Work item - Tell how many lines in the data below hold the string "Footer"; give nothing but the number.

Data provided -

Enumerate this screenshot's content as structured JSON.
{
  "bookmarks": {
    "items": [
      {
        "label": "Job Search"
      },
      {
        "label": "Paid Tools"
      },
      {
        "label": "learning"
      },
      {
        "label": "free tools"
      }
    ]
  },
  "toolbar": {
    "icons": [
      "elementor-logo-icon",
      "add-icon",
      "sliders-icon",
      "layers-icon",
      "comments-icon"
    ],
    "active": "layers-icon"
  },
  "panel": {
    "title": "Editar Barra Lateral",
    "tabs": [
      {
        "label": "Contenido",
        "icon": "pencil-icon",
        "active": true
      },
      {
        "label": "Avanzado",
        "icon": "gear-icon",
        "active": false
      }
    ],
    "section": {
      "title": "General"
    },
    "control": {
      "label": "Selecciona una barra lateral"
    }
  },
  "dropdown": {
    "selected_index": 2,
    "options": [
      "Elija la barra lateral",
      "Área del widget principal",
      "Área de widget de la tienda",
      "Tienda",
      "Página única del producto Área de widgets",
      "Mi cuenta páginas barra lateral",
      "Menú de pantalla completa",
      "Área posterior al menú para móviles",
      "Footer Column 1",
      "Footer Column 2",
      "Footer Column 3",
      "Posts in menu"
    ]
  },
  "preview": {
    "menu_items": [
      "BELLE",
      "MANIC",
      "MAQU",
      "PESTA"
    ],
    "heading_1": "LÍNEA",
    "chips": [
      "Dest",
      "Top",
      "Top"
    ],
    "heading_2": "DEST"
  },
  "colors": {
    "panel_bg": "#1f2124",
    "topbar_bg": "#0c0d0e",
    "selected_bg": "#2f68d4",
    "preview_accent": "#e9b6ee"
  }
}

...

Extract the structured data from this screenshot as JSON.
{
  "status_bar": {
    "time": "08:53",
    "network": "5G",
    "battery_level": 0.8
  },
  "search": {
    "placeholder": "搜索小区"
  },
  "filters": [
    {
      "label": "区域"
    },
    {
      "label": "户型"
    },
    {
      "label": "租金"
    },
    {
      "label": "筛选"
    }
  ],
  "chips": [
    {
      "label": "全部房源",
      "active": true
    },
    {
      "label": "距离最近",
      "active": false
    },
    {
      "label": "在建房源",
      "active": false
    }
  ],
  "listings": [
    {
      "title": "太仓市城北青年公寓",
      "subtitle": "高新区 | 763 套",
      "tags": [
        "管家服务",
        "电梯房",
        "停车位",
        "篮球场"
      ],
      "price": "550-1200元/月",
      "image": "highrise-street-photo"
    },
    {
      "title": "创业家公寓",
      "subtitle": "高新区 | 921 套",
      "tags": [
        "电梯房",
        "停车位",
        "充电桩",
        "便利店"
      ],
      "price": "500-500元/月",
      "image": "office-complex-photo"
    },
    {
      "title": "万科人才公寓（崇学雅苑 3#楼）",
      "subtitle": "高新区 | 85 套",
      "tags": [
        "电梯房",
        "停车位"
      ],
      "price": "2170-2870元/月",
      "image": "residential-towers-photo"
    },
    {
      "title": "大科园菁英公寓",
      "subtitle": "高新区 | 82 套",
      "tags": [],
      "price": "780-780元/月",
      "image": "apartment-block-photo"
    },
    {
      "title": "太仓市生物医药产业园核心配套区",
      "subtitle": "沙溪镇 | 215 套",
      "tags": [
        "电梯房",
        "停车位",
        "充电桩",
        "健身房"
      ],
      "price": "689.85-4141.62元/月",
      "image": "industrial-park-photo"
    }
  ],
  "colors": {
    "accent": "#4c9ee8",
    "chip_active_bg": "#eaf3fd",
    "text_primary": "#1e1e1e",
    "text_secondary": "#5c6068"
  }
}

Task result - 3